Which lines below hold the word "Dashboard"? Report each one.

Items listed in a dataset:
++++++++++++++++++++
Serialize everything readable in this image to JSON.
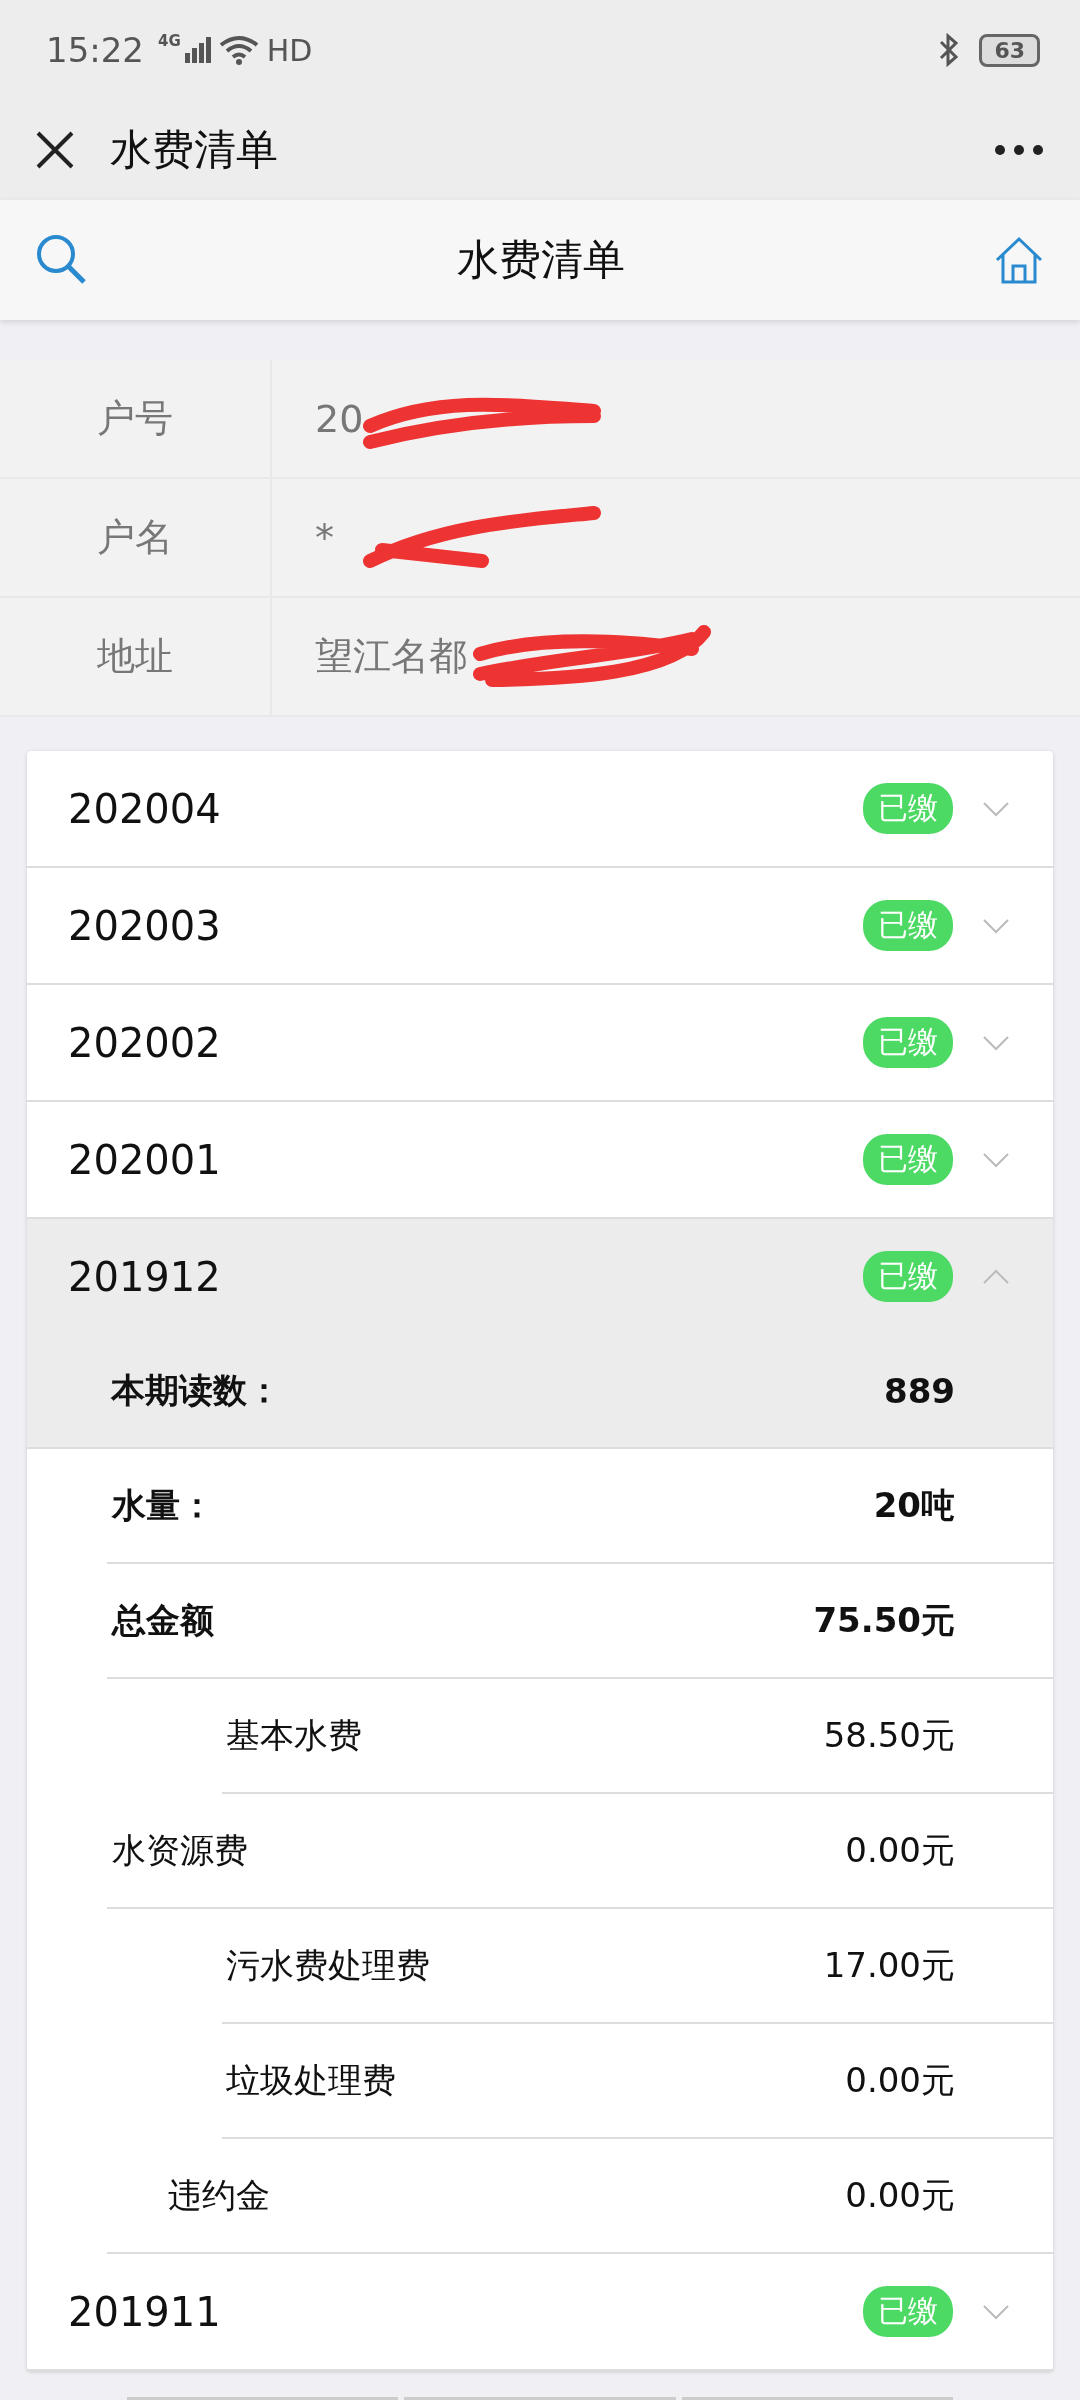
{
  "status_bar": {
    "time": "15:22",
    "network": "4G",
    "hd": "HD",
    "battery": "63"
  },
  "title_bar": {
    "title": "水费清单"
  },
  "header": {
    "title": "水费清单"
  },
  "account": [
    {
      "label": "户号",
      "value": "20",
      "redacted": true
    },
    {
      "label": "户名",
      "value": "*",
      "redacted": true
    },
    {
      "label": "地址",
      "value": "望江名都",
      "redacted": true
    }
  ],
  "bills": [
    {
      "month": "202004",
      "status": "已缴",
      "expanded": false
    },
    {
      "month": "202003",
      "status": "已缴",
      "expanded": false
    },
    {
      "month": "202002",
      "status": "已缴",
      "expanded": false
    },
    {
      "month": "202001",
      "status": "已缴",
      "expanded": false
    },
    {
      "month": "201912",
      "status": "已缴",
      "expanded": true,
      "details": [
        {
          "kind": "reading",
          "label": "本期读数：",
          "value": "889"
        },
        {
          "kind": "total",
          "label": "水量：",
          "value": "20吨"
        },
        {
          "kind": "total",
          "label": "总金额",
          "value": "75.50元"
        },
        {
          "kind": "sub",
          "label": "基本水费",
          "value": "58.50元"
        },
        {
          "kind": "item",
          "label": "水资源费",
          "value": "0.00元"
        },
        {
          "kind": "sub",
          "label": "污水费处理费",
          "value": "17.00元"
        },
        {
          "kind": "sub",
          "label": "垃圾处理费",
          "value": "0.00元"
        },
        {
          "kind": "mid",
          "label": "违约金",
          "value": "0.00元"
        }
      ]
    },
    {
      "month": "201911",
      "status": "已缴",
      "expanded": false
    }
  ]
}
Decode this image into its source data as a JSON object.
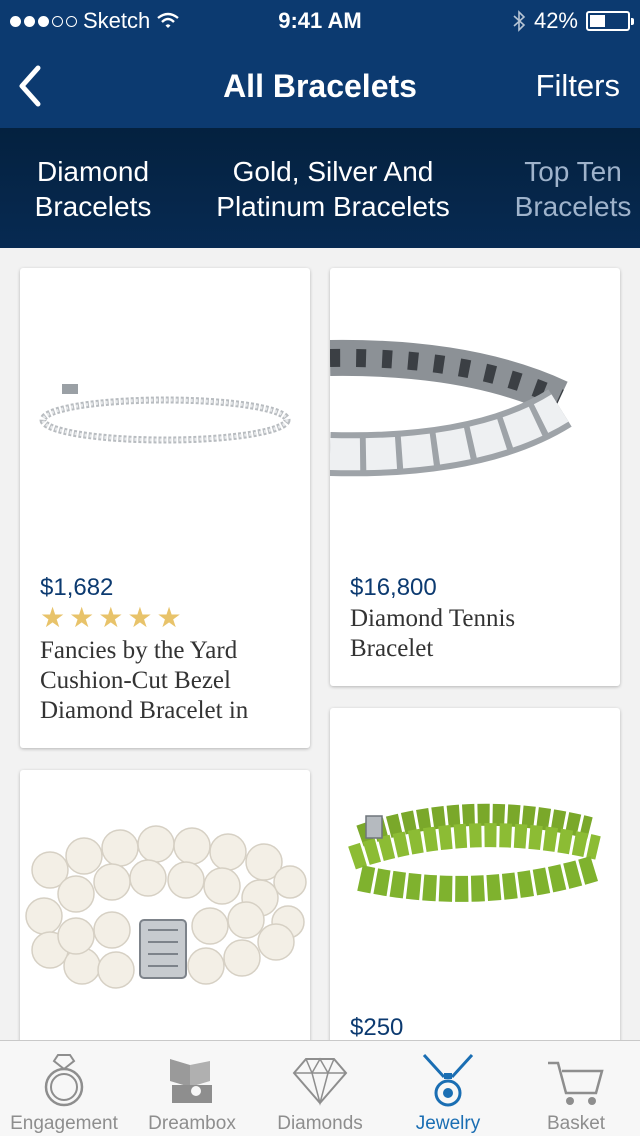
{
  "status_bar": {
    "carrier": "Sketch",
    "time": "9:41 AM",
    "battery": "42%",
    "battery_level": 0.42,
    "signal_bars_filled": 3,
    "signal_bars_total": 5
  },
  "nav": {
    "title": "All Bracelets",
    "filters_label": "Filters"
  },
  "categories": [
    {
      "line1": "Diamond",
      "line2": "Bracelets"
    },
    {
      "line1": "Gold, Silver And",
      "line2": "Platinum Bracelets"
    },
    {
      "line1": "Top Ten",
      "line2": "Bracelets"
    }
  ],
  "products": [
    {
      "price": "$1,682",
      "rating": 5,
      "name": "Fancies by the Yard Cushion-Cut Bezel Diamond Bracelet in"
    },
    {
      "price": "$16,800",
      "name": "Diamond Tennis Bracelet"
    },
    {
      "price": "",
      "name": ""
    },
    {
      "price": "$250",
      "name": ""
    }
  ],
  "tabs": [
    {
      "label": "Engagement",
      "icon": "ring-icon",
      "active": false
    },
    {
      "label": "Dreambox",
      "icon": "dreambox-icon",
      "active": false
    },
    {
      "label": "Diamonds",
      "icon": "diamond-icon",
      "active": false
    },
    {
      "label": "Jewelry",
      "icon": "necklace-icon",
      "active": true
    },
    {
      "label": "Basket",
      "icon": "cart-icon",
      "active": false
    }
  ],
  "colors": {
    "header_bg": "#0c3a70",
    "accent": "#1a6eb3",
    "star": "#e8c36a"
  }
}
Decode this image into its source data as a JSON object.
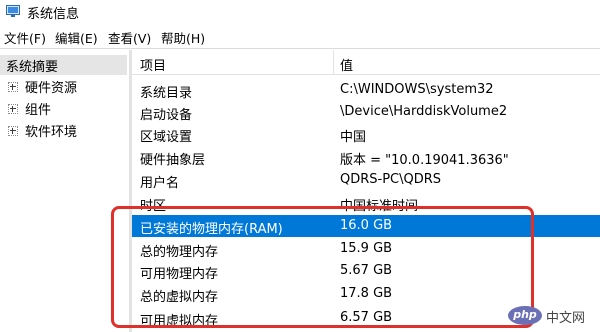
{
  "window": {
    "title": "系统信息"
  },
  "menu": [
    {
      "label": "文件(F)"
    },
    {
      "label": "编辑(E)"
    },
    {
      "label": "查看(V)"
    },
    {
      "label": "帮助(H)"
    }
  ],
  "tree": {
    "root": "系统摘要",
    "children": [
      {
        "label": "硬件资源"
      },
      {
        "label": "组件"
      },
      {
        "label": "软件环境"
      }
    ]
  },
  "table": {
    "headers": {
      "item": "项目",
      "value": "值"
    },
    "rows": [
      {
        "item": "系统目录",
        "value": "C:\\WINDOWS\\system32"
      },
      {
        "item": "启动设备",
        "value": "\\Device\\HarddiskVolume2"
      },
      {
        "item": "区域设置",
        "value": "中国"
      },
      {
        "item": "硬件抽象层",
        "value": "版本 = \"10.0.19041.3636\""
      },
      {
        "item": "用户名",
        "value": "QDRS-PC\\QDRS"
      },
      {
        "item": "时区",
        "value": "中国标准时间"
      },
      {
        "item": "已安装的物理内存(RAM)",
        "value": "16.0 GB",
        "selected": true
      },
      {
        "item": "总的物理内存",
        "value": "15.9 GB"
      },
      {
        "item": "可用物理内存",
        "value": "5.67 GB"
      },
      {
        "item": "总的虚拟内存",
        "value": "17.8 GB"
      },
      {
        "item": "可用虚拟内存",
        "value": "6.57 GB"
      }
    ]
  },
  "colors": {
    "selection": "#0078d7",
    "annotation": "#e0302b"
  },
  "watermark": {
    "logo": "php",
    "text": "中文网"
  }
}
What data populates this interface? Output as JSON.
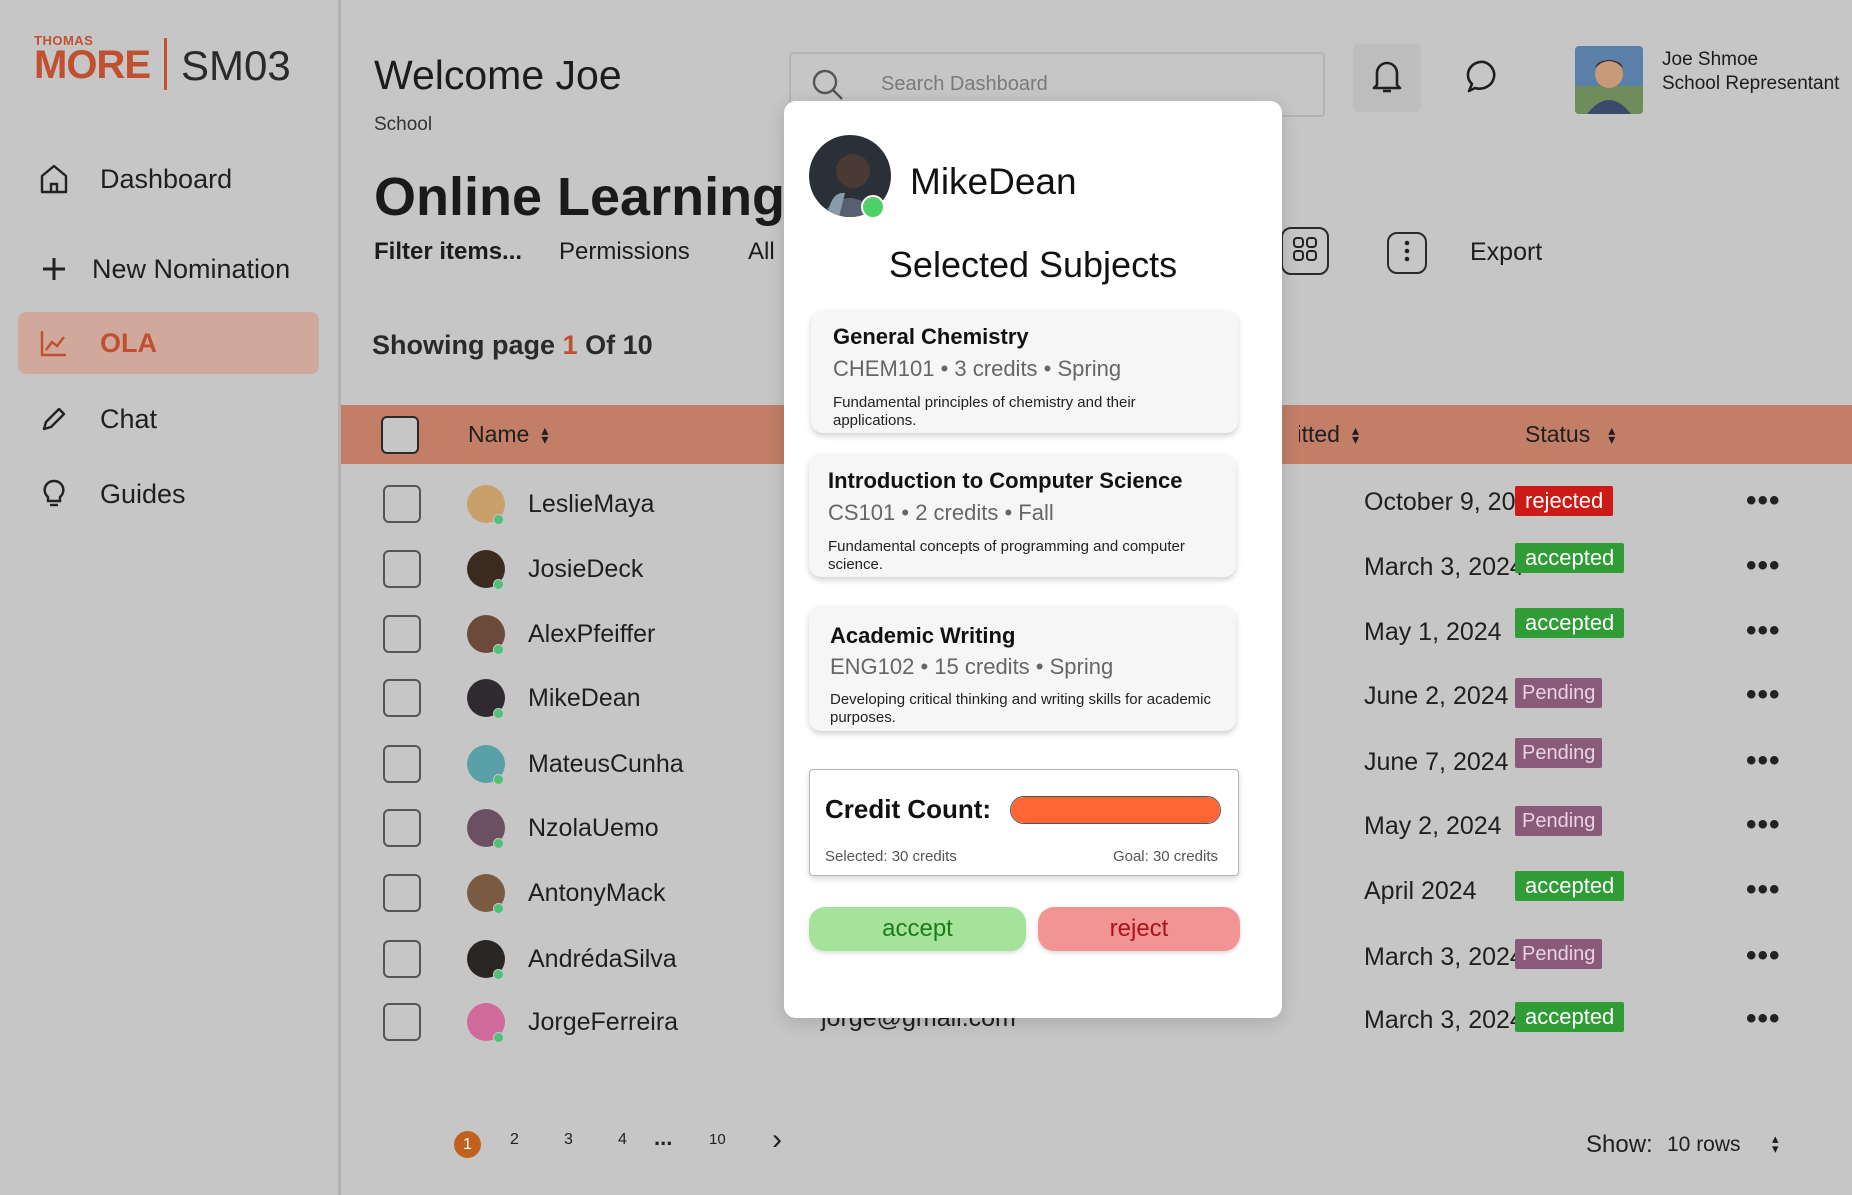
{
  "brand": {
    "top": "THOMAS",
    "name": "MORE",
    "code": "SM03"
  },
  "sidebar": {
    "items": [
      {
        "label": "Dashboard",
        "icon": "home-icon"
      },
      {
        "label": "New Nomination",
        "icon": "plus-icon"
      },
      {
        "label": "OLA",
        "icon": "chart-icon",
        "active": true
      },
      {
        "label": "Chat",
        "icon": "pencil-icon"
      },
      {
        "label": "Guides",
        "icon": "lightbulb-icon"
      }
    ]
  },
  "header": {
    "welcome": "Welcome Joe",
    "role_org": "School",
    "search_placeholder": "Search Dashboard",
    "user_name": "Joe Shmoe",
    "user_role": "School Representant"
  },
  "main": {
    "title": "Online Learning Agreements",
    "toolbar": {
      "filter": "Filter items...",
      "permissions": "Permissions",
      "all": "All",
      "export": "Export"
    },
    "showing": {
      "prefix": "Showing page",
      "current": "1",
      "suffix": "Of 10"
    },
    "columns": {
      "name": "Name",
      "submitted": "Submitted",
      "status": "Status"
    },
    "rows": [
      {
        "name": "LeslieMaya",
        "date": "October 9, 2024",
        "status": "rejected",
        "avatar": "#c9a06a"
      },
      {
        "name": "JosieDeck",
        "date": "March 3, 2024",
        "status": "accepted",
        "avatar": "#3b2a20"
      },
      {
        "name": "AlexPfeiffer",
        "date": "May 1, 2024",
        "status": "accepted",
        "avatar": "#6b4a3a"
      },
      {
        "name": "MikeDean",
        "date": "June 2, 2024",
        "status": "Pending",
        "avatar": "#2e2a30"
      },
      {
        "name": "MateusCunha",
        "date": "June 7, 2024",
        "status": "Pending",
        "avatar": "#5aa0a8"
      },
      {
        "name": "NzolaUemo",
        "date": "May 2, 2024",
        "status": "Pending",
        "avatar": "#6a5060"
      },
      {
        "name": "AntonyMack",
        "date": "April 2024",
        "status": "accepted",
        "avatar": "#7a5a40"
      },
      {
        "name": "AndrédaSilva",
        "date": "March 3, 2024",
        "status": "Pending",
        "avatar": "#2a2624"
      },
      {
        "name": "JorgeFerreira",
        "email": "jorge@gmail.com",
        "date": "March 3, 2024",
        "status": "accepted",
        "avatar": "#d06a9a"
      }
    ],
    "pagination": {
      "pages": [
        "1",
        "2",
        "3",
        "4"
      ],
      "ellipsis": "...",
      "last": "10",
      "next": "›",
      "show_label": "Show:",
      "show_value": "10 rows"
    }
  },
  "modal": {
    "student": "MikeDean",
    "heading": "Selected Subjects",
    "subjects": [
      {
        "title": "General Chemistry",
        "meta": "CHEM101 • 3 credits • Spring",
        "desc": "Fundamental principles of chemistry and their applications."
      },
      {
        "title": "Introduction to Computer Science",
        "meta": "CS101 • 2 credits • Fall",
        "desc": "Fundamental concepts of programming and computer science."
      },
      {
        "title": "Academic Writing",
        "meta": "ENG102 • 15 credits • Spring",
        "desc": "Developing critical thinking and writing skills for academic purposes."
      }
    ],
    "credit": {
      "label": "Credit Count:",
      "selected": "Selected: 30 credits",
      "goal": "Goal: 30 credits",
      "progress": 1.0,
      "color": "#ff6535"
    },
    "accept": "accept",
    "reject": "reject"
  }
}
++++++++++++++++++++
[RESULT OF THE EXERCISE]
        "label": "Dashboard",
    "search_placeholder": "Search Dashboard",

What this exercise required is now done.